Ken Houghton, having realized there is still a Commercial Paper market, looks at one implication of it.
One of the things that gets ignored in all the fussing about government debt is how small it is by comparison to corporate debt.
The shortest-term debt, Commercial Paper, can be very interesting. With a maturity that is by definition nine months (270 days) or less—and often for financial institutions overnight, for others rolled over weekly—Commercial Paper can be the lifeblood of an institution.
For Financial Institutions, it’s even more extreme. The prime example is Drexel Burnham Lambert, which failed in large part due to its CP being downgraded, leaving it to turn to the Fed as its Lender of Last Resort. Wikipedia tells the story, using James B. Stewart’s Den of Thieves as its source:

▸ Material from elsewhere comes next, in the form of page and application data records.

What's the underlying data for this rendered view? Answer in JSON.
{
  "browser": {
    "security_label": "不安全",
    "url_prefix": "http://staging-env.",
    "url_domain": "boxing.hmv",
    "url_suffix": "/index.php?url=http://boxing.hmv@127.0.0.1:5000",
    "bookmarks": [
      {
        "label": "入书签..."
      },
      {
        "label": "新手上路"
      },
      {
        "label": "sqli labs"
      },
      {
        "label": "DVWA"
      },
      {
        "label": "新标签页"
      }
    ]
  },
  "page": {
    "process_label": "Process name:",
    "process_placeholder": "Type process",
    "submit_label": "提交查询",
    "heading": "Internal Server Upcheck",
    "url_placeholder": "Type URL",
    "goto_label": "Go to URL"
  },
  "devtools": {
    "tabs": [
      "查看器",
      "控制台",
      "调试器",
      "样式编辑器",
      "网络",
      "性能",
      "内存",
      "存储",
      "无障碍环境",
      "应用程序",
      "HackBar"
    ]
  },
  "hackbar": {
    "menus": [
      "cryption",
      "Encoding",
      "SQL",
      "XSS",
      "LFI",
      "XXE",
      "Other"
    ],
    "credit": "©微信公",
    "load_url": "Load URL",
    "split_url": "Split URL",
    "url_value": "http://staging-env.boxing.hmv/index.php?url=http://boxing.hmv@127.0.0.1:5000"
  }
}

Unfortunately for Drexel, one of first hostile deals came back to haunt it at this point. Unocal’s investment bank at the time of Pickens’ raid on it was the establishment firm of Dillon, Read—and its former chairman, Nicholas F. Brady, was now Secretary of the Treasury. Brady had never forgiven Drexel for its role in the Unocal deal, and would not even consider signing off on a bailout. Accordingly, he, the SEC, the NYSE and the Fed strongly advised Joseph to file for bankruptcy. Later the next day, Drexel officially filed for Chapter 11 bankruptcy protection.

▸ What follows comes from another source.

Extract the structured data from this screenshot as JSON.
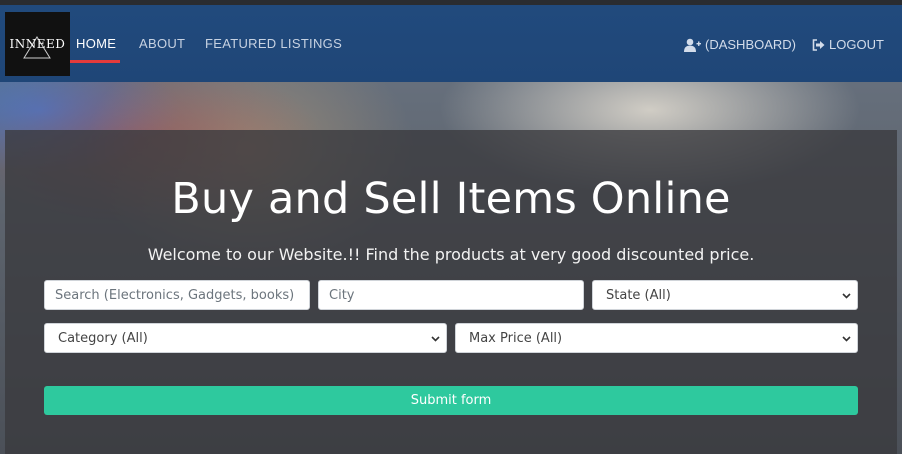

Financial Institutions live and die by their CP sales. Or at least they did before the Greenspan Put. Here’s a chart of Domestic Financial CP Outstanding and Excessive Reserves over the past twelvemonth:

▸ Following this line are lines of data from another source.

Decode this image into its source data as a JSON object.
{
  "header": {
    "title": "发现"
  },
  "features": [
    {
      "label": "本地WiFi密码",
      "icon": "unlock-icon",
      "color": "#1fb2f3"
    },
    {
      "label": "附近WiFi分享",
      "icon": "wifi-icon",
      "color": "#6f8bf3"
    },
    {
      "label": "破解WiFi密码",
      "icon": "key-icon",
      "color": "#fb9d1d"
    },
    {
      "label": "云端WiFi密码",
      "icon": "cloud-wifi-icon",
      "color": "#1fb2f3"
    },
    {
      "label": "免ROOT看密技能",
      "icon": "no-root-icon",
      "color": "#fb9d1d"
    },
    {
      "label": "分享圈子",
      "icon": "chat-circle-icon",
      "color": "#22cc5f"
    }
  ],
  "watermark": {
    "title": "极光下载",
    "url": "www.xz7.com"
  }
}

It certainly appears that the banks are using their “excess reserves” to make up for an inability to issue Commercial Paper in the amounts they did before. Perhaps the Fed Governors who are talking up recovery (h/t David Wessel’s Twitter feed) should wait until the debt markets strengthen a bit as well.